#### What the task asks
Every line in the records below that holds the word "screenshot" is to be copied.

(Records from a data collection)
▼▼▼

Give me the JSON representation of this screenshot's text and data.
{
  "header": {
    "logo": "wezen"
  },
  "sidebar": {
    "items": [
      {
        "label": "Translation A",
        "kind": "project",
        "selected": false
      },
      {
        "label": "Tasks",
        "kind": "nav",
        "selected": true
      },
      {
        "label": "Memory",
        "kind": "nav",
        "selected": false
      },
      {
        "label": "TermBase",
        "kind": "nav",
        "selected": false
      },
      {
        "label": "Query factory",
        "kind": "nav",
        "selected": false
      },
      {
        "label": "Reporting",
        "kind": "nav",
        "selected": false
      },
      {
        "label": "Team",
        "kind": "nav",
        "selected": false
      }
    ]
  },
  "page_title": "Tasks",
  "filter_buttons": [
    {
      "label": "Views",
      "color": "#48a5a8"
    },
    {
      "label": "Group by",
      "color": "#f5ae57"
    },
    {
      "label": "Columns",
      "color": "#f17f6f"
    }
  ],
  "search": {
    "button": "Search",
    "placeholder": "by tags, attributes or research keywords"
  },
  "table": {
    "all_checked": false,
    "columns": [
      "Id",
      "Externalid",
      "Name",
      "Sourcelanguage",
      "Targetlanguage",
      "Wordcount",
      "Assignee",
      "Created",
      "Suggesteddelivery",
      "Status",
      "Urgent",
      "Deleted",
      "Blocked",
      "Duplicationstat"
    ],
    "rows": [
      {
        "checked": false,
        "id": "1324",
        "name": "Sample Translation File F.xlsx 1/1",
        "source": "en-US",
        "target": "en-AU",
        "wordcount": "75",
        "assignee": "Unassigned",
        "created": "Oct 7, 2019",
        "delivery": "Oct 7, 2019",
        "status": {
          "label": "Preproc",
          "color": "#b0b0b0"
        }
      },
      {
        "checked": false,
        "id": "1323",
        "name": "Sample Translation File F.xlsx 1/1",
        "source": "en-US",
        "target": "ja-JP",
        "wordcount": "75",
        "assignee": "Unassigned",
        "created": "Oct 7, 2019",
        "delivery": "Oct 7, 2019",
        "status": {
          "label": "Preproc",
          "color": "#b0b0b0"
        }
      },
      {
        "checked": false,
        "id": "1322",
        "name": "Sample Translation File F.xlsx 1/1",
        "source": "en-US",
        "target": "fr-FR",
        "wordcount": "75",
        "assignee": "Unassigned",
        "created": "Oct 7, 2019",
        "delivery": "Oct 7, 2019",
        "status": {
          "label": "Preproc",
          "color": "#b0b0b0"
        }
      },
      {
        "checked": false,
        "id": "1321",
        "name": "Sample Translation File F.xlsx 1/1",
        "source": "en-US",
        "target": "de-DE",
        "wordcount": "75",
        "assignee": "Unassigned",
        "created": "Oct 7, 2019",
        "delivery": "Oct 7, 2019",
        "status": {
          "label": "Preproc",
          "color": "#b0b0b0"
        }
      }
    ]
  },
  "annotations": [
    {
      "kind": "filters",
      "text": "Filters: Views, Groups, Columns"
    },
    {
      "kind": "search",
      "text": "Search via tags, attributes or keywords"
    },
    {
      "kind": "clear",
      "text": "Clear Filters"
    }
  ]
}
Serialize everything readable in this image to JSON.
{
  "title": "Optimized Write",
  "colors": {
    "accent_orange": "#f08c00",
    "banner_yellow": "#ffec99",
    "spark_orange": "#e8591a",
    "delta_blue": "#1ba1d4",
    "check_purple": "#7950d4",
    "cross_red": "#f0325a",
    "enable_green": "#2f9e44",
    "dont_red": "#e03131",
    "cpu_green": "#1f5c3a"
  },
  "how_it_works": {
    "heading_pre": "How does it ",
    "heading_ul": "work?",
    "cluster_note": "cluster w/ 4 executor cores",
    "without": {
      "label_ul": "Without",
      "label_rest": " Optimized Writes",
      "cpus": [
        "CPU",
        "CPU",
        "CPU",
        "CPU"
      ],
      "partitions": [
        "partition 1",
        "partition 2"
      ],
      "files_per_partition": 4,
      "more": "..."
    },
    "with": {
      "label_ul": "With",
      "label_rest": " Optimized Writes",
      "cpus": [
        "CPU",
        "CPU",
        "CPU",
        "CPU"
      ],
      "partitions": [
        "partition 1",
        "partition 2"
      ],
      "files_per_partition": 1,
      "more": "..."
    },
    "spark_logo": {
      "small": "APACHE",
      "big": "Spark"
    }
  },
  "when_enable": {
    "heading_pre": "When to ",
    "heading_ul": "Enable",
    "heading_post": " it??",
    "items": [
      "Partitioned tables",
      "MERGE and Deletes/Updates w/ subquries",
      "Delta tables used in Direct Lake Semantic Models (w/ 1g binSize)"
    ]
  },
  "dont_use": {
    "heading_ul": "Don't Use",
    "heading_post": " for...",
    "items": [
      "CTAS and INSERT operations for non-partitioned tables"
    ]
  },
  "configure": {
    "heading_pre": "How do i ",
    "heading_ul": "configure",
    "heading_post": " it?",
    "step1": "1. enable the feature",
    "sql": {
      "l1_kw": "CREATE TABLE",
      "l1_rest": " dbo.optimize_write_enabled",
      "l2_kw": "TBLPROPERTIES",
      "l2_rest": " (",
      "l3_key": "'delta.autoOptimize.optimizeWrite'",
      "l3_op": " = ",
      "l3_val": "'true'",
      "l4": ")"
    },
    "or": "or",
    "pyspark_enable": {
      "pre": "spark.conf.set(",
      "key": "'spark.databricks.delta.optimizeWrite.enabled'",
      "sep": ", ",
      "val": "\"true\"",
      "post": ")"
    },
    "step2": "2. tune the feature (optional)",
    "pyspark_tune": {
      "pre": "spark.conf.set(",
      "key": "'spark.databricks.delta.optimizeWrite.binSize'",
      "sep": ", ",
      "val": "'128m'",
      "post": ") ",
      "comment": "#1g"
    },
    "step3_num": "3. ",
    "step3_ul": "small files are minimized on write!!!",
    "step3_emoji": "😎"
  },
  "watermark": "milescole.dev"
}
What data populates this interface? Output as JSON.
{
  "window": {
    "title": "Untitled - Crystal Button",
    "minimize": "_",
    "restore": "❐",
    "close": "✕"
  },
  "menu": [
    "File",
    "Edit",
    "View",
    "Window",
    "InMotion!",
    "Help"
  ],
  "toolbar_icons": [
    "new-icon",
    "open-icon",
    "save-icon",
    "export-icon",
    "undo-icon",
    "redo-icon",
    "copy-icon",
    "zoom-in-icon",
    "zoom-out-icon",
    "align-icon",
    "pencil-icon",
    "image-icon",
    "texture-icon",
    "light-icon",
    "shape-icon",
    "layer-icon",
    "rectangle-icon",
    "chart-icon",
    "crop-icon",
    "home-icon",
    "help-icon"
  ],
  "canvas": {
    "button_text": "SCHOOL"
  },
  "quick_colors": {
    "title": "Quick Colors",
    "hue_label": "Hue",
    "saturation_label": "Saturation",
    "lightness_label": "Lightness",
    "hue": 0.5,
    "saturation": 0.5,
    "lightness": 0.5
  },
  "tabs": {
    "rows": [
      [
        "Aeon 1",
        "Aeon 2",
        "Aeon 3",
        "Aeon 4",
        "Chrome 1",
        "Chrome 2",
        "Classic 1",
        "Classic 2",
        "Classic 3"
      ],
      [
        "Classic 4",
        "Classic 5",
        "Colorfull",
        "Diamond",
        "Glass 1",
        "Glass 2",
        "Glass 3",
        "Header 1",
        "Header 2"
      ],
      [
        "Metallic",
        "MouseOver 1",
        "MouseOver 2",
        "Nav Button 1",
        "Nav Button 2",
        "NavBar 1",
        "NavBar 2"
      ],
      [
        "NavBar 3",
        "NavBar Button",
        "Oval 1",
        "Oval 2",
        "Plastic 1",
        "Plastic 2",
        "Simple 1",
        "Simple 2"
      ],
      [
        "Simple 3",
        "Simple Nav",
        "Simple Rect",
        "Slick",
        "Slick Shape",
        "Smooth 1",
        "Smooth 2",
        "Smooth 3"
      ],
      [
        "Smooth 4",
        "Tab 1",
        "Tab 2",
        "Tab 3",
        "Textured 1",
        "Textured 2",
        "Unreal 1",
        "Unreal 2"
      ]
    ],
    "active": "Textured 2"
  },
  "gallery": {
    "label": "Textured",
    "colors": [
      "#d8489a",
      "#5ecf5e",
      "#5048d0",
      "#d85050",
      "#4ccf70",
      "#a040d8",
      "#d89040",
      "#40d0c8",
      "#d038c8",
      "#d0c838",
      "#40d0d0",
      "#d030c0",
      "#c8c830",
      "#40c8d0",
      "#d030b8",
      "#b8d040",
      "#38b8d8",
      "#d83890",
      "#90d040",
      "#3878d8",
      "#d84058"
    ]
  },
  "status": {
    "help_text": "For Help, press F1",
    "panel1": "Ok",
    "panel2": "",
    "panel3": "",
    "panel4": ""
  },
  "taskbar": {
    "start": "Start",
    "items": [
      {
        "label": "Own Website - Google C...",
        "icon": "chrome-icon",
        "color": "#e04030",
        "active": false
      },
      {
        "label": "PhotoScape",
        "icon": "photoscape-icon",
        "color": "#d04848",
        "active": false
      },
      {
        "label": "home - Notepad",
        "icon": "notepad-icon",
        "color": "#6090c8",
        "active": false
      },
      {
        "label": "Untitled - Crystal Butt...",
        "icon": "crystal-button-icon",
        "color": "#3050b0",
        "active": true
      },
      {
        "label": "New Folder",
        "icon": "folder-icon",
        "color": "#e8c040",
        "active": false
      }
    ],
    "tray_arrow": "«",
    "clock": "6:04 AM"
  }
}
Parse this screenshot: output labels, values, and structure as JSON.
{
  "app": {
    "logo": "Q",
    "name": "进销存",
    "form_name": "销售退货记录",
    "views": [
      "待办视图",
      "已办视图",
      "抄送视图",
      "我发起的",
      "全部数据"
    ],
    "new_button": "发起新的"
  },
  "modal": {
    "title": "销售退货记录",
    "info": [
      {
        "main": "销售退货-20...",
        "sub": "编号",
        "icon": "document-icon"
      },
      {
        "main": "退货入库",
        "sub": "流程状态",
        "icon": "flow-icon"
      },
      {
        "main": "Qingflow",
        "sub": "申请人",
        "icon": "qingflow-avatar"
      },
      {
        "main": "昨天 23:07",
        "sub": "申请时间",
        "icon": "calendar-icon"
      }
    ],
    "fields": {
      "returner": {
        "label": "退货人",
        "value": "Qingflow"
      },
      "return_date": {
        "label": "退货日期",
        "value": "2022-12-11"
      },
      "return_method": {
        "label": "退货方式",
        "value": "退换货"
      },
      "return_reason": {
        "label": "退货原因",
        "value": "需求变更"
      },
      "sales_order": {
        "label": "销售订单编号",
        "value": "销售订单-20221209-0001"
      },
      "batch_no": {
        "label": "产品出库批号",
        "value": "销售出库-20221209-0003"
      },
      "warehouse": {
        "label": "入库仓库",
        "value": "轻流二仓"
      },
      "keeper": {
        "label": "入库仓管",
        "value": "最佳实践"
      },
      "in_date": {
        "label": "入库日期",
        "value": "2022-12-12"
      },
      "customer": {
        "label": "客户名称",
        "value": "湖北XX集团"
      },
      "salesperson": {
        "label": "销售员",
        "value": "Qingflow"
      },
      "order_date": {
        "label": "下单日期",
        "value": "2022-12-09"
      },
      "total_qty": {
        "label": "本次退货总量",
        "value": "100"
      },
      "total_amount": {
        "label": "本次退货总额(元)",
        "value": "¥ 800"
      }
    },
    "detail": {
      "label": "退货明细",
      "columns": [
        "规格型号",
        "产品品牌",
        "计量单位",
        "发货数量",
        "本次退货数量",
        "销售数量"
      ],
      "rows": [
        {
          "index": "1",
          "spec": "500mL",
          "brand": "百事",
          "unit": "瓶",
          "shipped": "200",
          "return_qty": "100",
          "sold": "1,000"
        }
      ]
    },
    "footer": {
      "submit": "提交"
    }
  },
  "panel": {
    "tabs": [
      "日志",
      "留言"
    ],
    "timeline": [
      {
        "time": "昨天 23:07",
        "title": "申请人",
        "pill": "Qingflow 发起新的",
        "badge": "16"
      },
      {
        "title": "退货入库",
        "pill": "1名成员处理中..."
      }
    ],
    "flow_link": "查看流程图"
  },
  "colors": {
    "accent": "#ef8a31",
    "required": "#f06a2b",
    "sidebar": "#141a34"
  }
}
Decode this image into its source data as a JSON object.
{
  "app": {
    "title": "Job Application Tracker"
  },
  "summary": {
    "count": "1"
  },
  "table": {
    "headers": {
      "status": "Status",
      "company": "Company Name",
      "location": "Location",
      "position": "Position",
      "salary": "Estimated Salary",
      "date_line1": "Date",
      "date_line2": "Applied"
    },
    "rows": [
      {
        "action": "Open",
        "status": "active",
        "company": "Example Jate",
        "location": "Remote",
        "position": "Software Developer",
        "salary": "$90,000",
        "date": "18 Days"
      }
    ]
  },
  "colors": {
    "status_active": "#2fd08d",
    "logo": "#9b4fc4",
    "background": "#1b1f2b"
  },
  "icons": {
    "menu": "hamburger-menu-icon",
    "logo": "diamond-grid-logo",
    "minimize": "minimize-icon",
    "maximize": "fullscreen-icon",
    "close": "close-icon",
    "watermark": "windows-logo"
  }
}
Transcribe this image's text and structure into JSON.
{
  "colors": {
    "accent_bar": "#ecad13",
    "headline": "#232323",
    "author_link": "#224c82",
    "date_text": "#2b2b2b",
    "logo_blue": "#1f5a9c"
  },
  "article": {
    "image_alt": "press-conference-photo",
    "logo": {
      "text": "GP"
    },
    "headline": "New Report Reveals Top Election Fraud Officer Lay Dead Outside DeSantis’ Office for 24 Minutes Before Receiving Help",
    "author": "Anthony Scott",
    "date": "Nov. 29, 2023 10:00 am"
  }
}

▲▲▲

#### Output for this exercise
Give me the JSON representation of this screenshot's text and data.
Parse this screenshot: output labels, values, and structure as JSON.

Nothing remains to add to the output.